For Dillon Zehnder, PE is superfluous. Zehnder practices three days a week at the Beverly Hills Fencing Club, where he has been taking lessons since August. Most practice days, Zehnder comes home tired and famished after an hour and a half of lunging, parrying, and feinting.
Yet Zehnder still takes freshman PE, just as many other students involved in extracurricular sports do. Sophomore Alyssa Johnson competes on an all-star cheerleading squad, and junior Alexis Arancibia is a member of the CCHS girls’ varsity basketball team. Both took or are taking P.E. during the school day. For some, taking PE and playing a sport is perfectly acceptable, but for others, the double load rankles.
There are two ways to obtain PE credit at CCHS without completing a normal PE course. One is the Team Sports Elective: freshmen and sophomores on the track, cross country, soccer, lacrosse, softball, baseball, boys’ basketball, water polo, swim, tennis, cheerleading, girls’ volleyball, and football teams do not have to take PE I and PE II. However, teams must practice during sixth period in order to receive PE credit (a seventh period has also been added for sports such as cheer and softball). Some coaches cannot come to campus during school hours, so their teams do not receive credit. The members of the girls’ varsity basketball team, for example, begin practice at 4:30 and must take PE their freshman and sophomore years. Arancibia does not mind this, however. Practicing outside of school hours keeps her sixth period free for other classes.
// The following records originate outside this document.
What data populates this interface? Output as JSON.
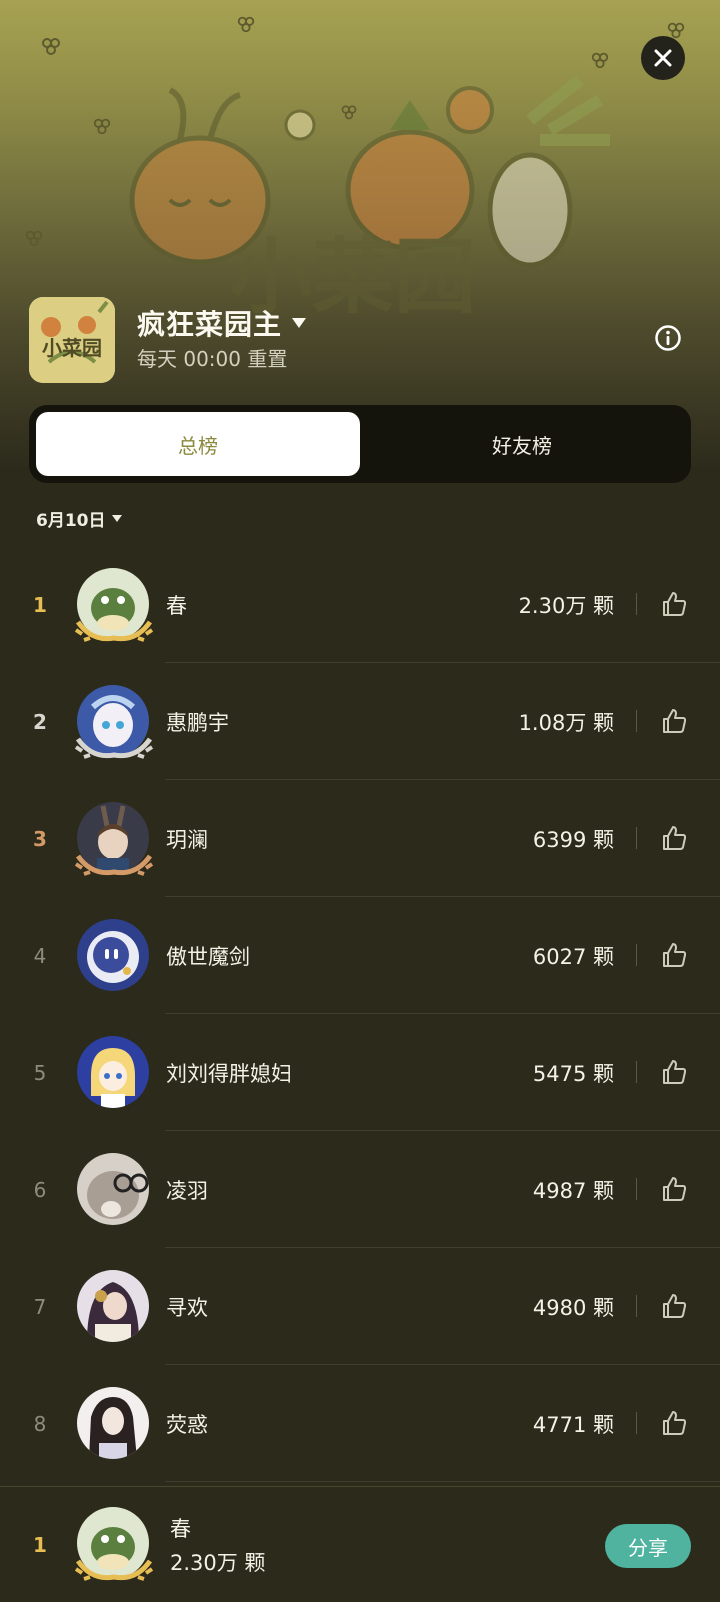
{
  "header": {
    "title": "疯狂菜园主",
    "reset_text": "每天 00:00 重置",
    "icon_logo_text": "小菜园"
  },
  "tabs": [
    {
      "label": "总榜",
      "active": true
    },
    {
      "label": "好友榜",
      "active": false
    }
  ],
  "date_selector": {
    "label": "6月10日"
  },
  "leaderboard": [
    {
      "rank": "1",
      "name": "春",
      "score": "2.30万 颗",
      "avatar_color": "#5a7f3e"
    },
    {
      "rank": "2",
      "name": "惠鹏宇",
      "score": "1.08万 颗",
      "avatar_color": "#3d5aa8"
    },
    {
      "rank": "3",
      "name": "玥澜",
      "score": "6399 颗",
      "avatar_color": "#3a3b48"
    },
    {
      "rank": "4",
      "name": "傲世魔剑",
      "score": "6027 颗",
      "avatar_color": "#2e3f8c"
    },
    {
      "rank": "5",
      "name": "刘刘得胖媳妇",
      "score": "5475 颗",
      "avatar_color": "#2d3fa0"
    },
    {
      "rank": "6",
      "name": "凌羽",
      "score": "4987 颗",
      "avatar_color": "#b9b3ad"
    },
    {
      "rank": "7",
      "name": "寻欢",
      "score": "4980 颗",
      "avatar_color": "#5a3a4a"
    },
    {
      "rank": "8",
      "name": "荧惑",
      "score": "4771 颗",
      "avatar_color": "#dad3cf"
    }
  ],
  "my_rank": {
    "rank": "1",
    "name": "春",
    "score": "2.30万 颗"
  },
  "share_button": {
    "label": "分享"
  },
  "colors": {
    "accent_olive": "#8a8a3e",
    "share_teal": "#4fb39f",
    "gold": "#e7be54",
    "silver": "#d7d5d0",
    "bronze": "#d49a67"
  }
}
The other way to obtain PE credit is Independent Study PE, which allows students to complete their PE requirement off campus in physical activities that in the past have included fencing, horseback riding, gymnastics, and dancing. However, the number of students in Independent Study PE is minuscule: this year only seven students are enrolled in the class. The requirements for taking Independent Study PE are rigorous: according to Culver City Board of Education policy, students must be ranked at the state, national, or international level in their sport, and must practice with a qualified instructor at least 10 hours a week.
“It has to do with being at the top in whatever sport the student is doing,” Assistant Principal for Curriculum and Guidance Lisa Michel said. Practicing ten hours a week does not guarantee a student the right to Independent Study credit. The school board requires official proof of ranking and often views videos of the students practicing to determine whether they are at a level to qualify. This policy is tied to state PE requirements, which mandate a certain amount of PE for all students.
Zehnder and Johnson understand the board policy, but question whether Independent Study credit should be based on level rather than amount of practice. They view their sports as physically demanding enough to substitute for PE. “You’re still moving around so much that you’re sweating bullets at the end of it and really hungry too,” Zehnder said of fencing. Johnson, who attempted to sign up for Independent Study PE last year but was told she didn’t train at a high enough level, said that she understood why she didn’t qualify. But she still believes that any student who practices multiple hours per week should be able to sign up for Independent Study. “People get credit for in-school sports without playing at the national level,” she said.